Spokane’s newsboys – numbering in the hundreds – were about to get a special treat.


100 years ago in Spokane: Roosevelt dies, and Spokane mourns

Spokane was mourning the death of former President Theodore Roosevelt.


100 years ago in Spokane: Young men charged after aiding girls’ escape from juvenile jail

Several young men were implicated in assisting two girls, Loretta Atchinson and Ella McNulty, in escaping from the county’s juvenile jail.


100 years ago in Spokane: Public safety commissioner lays out motive theory in strychnine killing

Spokane’s commissioner of public safety John H. Tilsley laid out the case against H.M. Delaney – and now it was up the county prosecutor to make a decision about charges.


UPDATED: Thu., Jan. 3, 2019, 7:50 a.m.

100 years ago in Spokane: Strychnine death suspect likely destroyed evidence, police say

More information surfaced casting suspicion on H.M. Delaney in the strychnine death of Rosa Kempf, 22.


100 years ago in Spokane: Spanish influenza pushes death rate to record high

The final 1918 statistics were in, and the results were no surprise: Spokane had the highest death rate in its history, because of the Spanish flu epidemic.

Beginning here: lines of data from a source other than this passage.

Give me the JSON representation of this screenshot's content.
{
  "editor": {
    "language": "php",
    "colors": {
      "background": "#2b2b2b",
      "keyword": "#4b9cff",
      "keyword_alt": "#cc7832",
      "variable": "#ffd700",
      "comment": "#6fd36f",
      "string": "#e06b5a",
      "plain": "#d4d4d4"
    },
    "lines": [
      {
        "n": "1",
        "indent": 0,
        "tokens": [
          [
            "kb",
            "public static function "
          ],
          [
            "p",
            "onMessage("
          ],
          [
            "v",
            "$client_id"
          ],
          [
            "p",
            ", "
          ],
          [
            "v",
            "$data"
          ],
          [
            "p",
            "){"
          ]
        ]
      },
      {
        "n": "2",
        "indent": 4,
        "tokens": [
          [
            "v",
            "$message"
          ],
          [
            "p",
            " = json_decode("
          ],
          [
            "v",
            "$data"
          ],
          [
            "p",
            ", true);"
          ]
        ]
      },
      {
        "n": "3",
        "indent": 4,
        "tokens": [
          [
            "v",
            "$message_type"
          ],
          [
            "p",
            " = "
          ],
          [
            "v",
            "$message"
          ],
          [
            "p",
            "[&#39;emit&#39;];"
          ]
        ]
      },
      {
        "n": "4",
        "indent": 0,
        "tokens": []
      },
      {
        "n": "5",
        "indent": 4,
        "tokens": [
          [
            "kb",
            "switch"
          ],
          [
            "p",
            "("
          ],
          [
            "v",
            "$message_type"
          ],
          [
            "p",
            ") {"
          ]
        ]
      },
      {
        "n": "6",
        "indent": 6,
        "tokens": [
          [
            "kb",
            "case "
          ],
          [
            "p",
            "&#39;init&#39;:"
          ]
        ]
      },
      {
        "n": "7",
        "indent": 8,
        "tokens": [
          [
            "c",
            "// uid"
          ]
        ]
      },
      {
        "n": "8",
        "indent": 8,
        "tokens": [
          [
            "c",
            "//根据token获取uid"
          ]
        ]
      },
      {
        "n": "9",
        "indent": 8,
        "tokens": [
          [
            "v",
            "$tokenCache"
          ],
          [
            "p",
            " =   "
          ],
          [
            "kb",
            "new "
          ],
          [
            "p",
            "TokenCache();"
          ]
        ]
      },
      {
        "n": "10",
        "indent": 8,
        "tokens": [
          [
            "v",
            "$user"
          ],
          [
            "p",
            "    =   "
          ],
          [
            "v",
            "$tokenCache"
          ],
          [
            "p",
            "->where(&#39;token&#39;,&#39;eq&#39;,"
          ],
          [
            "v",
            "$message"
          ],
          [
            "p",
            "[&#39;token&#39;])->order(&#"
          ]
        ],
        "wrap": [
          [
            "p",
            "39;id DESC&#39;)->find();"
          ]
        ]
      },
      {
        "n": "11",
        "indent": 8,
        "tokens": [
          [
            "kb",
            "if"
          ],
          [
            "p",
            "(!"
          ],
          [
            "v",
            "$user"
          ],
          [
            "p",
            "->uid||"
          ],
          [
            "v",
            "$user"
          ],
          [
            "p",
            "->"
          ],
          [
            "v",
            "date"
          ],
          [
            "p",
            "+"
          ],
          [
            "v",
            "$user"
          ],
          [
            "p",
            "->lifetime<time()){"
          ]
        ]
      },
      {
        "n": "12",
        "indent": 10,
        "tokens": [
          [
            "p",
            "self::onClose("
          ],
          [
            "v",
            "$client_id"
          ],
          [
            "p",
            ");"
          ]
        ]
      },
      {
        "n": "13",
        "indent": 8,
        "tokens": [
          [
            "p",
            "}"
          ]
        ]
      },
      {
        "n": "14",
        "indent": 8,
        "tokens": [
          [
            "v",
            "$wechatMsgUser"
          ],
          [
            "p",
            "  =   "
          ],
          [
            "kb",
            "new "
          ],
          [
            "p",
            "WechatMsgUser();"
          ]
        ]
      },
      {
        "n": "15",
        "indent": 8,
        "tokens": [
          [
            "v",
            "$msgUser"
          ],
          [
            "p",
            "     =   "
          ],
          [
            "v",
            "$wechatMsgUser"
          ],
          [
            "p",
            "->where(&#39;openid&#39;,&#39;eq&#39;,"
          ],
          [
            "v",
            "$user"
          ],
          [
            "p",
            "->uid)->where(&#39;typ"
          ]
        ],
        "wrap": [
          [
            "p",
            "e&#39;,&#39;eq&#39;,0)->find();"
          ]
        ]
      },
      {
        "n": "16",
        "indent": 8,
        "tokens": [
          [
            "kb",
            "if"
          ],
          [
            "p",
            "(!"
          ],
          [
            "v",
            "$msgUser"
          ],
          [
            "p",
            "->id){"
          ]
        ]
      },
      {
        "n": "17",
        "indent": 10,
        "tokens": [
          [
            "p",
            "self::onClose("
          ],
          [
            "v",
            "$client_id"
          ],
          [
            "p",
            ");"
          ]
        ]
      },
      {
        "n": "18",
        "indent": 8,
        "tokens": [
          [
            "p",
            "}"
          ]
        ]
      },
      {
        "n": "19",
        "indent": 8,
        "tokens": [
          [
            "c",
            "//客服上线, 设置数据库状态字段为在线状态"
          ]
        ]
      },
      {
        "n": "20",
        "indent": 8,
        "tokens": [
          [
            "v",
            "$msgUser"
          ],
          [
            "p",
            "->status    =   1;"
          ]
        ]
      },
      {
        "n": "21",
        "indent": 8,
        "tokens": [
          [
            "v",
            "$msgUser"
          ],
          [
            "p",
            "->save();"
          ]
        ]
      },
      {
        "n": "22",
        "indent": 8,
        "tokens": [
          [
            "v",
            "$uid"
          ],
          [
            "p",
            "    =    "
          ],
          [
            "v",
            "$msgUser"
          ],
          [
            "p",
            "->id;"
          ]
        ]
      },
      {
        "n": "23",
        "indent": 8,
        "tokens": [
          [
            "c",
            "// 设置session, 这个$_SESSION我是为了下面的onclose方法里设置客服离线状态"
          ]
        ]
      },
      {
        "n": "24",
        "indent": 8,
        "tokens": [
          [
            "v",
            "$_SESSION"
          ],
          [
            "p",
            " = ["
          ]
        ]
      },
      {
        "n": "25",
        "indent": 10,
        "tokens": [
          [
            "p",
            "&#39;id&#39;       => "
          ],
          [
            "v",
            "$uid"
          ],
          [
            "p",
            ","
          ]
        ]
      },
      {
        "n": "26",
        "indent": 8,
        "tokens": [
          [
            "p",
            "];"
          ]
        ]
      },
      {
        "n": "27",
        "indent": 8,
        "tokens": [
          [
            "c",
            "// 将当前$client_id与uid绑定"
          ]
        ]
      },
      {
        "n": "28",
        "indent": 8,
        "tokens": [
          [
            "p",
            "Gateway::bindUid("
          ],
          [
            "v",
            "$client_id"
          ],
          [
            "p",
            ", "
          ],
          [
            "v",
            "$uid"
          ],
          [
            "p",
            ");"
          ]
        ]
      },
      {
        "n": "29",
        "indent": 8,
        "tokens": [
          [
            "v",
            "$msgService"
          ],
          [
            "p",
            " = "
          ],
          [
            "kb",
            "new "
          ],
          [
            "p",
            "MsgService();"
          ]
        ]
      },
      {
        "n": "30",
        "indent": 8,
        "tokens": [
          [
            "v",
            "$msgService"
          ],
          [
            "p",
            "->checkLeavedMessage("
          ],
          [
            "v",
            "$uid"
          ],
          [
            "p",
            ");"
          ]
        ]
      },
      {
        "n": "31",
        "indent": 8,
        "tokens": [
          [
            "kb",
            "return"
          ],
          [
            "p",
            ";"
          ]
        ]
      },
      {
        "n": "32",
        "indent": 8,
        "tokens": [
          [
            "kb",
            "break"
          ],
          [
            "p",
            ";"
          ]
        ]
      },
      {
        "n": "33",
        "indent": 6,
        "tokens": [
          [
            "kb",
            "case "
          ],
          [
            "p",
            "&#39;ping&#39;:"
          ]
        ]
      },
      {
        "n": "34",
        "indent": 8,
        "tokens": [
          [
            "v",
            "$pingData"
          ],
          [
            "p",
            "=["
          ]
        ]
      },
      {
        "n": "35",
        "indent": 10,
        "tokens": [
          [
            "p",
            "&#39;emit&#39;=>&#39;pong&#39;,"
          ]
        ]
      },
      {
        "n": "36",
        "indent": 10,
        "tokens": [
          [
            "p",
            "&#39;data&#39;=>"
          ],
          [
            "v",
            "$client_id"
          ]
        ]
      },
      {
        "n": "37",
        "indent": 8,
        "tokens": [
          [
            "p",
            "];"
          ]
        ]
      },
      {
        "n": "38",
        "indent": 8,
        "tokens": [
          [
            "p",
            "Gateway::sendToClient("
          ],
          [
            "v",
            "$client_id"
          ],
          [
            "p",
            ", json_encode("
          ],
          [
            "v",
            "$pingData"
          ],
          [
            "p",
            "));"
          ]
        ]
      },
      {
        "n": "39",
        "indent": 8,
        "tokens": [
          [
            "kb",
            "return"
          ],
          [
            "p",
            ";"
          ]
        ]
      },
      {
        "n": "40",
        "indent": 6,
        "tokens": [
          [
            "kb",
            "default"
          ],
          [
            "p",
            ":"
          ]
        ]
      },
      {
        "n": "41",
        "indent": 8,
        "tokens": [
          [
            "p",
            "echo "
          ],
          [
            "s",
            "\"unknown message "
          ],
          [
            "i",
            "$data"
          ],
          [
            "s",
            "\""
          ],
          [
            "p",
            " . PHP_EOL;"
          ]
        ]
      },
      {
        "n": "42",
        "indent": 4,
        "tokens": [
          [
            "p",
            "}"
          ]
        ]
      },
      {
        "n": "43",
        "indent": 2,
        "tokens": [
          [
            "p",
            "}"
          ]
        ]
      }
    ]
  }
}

100 years ago in Spokane: After dodging bullets overseas, 20-year-old dies in a fall

Charles Fred Eberlin, 20, just returned from wartime service, died after falling 130 feet from the Seventh Avenue bridge over Hangman Creek.


100 years ago in Spokane: End of flu quarantine announced for New Year’s Day

The news everyone was waiting for finally arrived: The partial flu quarantine would be lifted on New Year’s Day.


100 years ago in Spokane: Spanish flu, in the wane, claims former Spokane mayor

The Spanish flu epidemic claimed perhaps its most prominent victim yet, Elmer De Vando Olmsted, 69, former Spokane mayor.


100 years ago in Spokane: Admission of forgery adds to body of evidence in strychnine death

H.M. Delaney, held in questioning for the strychnine death of Rosa Kempf, made a damaging admission: He forged a letter from her after her death.


100 years ago in Spokane: Suitors remain focus of investigation into woman’s death from strychnine

The “sensational developments” in the Rosa Kempf strychnine poisoning case, promised by the Spokane Daily Chronicle a day earlier, turned out to merely deepen the mystery.


100 years ago in Spokane: Investigators raise doubts that strychnine death was suicide

The mystery surrounding the strychnine death of Rosa Kempf, 22, continued to baffle investigators.


100 years ago in Spokane: Talk of suicide in strychnine case ‘all bosh,’ safety commissioner asserts

Spokane commissioner of public safety John H. Tilsley hotly disputed the conclusion of some city detectives that the strychnine death of Rosa Kempf was a suicide.


100 years ago in Spokane: Soldiers and sailors clear socialist meeting hall

About 60 soldiers and sailors, home on furlough, walked into a gathering of Spokane socialists and ordered everyone to leave.